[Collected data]
---------------
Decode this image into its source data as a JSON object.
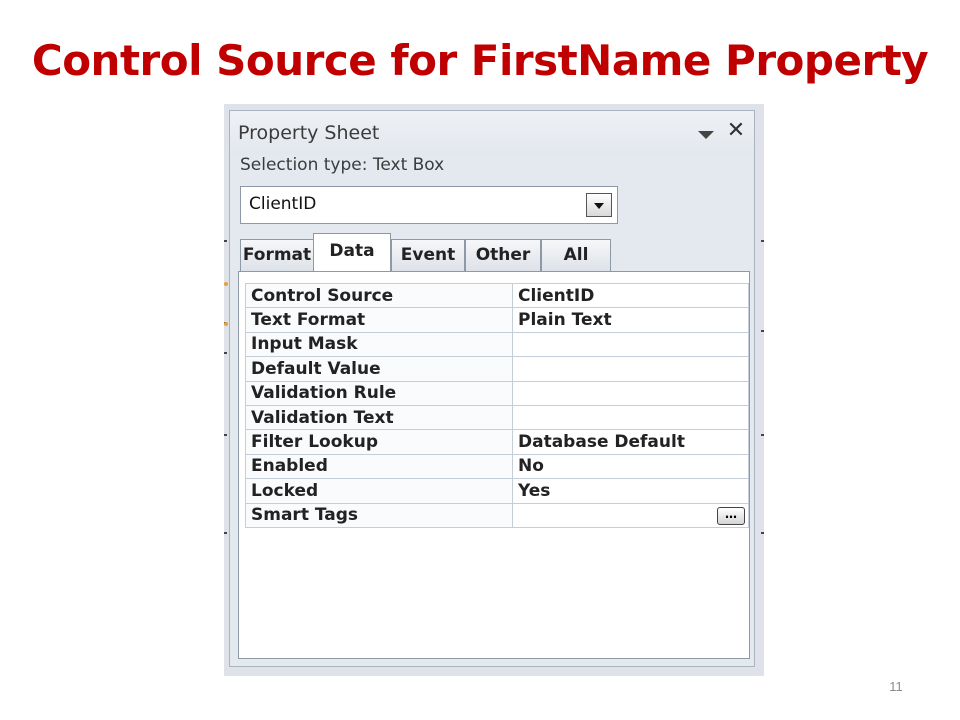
{
  "slide": {
    "title": "Control Source for FirstName Property",
    "page_number": "11",
    "title_color": "#c00000"
  },
  "property_sheet": {
    "title": "Property Sheet",
    "selection_type": "Selection type:  Text Box",
    "selected_control": "ClientID",
    "tabs": [
      {
        "label": "Format",
        "active": false
      },
      {
        "label": "Data",
        "active": true
      },
      {
        "label": "Event",
        "active": false
      },
      {
        "label": "Other",
        "active": false
      },
      {
        "label": "All",
        "active": false
      }
    ],
    "properties": [
      {
        "name": "Control Source",
        "value": "ClientID"
      },
      {
        "name": "Text Format",
        "value": "Plain Text"
      },
      {
        "name": "Input Mask",
        "value": ""
      },
      {
        "name": "Default Value",
        "value": ""
      },
      {
        "name": "Validation Rule",
        "value": ""
      },
      {
        "name": "Validation Text",
        "value": ""
      },
      {
        "name": "Filter Lookup",
        "value": "Database Default"
      },
      {
        "name": "Enabled",
        "value": "No"
      },
      {
        "name": "Locked",
        "value": "Yes"
      },
      {
        "name": "Smart Tags",
        "value": ""
      }
    ],
    "builder_button_label": "…"
  }
}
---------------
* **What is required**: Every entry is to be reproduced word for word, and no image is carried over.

* **Exercise solution**:
Decode this image into its source data as a JSON object.
{
  "slide": {
    "title": "Control Source for FirstName Property",
    "page_number": "11",
    "title_color": "#c00000"
  },
  "property_sheet": {
    "title": "Property Sheet",
    "selection_type": "Selection type:  Text Box",
    "selected_control": "ClientID",
    "tabs": [
      {
        "label": "Format",
        "active": false
      },
      {
        "label": "Data",
        "active": true
      },
      {
        "label": "Event",
        "active": false
      },
      {
        "label": "Other",
        "active": false
      },
      {
        "label": "All",
        "active": false
      }
    ],
    "properties": [
      {
        "name": "Control Source",
        "value": "ClientID"
      },
      {
        "name": "Text Format",
        "value": "Plain Text"
      },
      {
        "name": "Input Mask",
        "value": ""
      },
      {
        "name": "Default Value",
        "value": ""
      },
      {
        "name": "Validation Rule",
        "value": ""
      },
      {
        "name": "Validation Text",
        "value": ""
      },
      {
        "name": "Filter Lookup",
        "value": "Database Default"
      },
      {
        "name": "Enabled",
        "value": "No"
      },
      {
        "name": "Locked",
        "value": "Yes"
      },
      {
        "name": "Smart Tags",
        "value": ""
      }
    ],
    "builder_button_label": "…"
  }
}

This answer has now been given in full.